Tuesday, 14 May 2013

Shadowing The Carnegie Award

A Boy and a Bear in a Boat by Dave Shelton

I loved this. From what I have read this may not be a hot favourite to win the Carnegie award but nonetheless I loved it. When I am choosing a book to read one of the things that deters me is a review that tells me a book is “heart-warming” or that I will find it “uplifting”. This tends to make me feel manipulated by the publisher and the general hype surrounding a book. It is going to be difficult for me to describe this charming and slightly surreal story without using either of these descriptions.  

This is about a boy who gets into a boat with a bear and asks to be taken “to the other side”. We never learn why they are taking this journey nor where exactly they are travelling to and we don’t even discover their names. At first things go well for the duo; the sky is blue, the sea is calm and the mood is tranquil. After a couple of days it dawns on the boy that they may be lost. Will the bear admit that they are lost? Oh no, definitely not. He is most definitely a “glass half full” type of bear. From this point on there are a number of adventures or “unforeseeable anomalies” as the bear describes them. These range from a rather dodgy looking last sandwich to a large and terrible sea-monster and events of varying difficulty in between.
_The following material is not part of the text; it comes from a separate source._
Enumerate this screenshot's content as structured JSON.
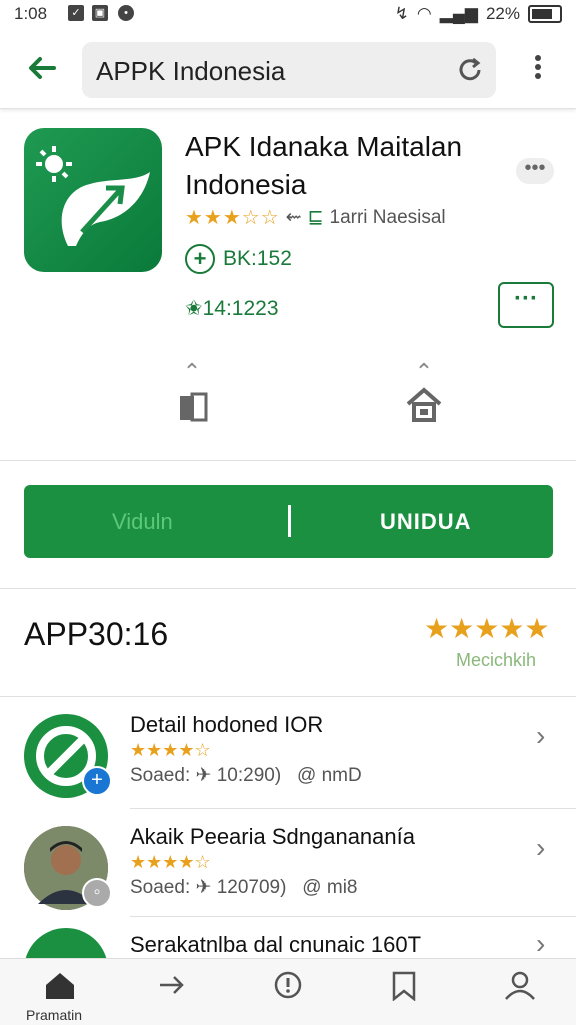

It is the journey that is important rather than the destination as we eavesdrop on the conversation between the boy and the bear as they continue on their way. Dave Shelton’s writing is so engaging and if there can be such a thing he appears to be a master of comic timing on the written page. There were several points where I chuckled out loud, especially during the “on-board entertainment”. The relationship between the two is appealing and the bear particularly is a loveable character being kind, caring and comforting although at times a little clueless. At first the boy is frankly a bit irritating but as the story progresses his character develops as he matures and accepts some responsibility. I grew to care and it can’t only be me who is willing the pair on to find land and happiness.

The best children’s books are those that can be enjoyed on many levels and this one does that extremely well. It would be possible to view this as an allegory of life itself and the need to keep going no matter what and to learn to rub along with others in sometimes trying circumstances. Perhaps a useful starting point for a philosophical discussion in school?  However it would also be great read aloud for younger children and could be read by competent readers of about 9 plus.

The illustrations throughout by the author are a huge part of the story and convey the emotions of the characters beautifully. They are simply gorgeous and add much to the story. I enjoyed this book very much and would recommend it highly to children and adults. It is both heart-warming and uplifting. Please don’t let that put you off. 

Wednesday, 1 May 2013

Shadowing The Carnegie Award

Wonder by R J Palacio

Wonder is an extraordinary book. It tells the story of a ten year old boy called Auggie who is about to start at middle school and his experiences during his first year there. Auggie was born with severe genetic facial disfigurement and has been home-schooled by his parents up to now. Starting a new school is difficult for many children but for Auggie the situation is made much harder as others appear to be unable to treat him as the ordinary boy he so desperately wants to be because of the way he looks.

The story is initially told by Auggie himself, an endearing and likeable boy with a sense of humour and obsessed with Star Wars; I warmed to him quickly. As the book progresses the story is told by several of the other characters including Auggie's elder sister, Via and his friend Jack. This works very well as the story continues to move forward and each of these characters is altered in some way by their relationship with Auggie. I particularly liked the section by Via as it conveyed extremely well the complexity of her feelings and the inevitable problems encountered by siblings of children who require so much of their parents' attention. The chapter "written" by her felt very real to me. Despite the difficulties she faces coping with typical teenage traumas, to a certain extent on her own, her love for her younger brother is obvious. Although there are no sections written by Auggie's parents the author manages to make them come to life through others' descriptions of them. The telling of the story in different voices also adds an extra dimension to some of the incidents that occur explaining why a character may have acted in a particular manner. However there are still some characters who come out of this story badly, in particular a mother at Auggie's school.

This is a relatively easy read with short chapters, some less than a page long, suitable for children of about ten plus. However this is a special book with an important message. Although there are quite a few books about children overcoming adversity this one stands out. It demonstrates the importance of celebrating difference and is full of warmth, sadness, bravery and humour, but more than anything it is about the power of kindness. I think every child should have a teacher like the wonderful and wise Mr. Tushman, the headmaster of Auggie's school. As a school librarian I will be recommending this to pupils, teachers and parents. A must read.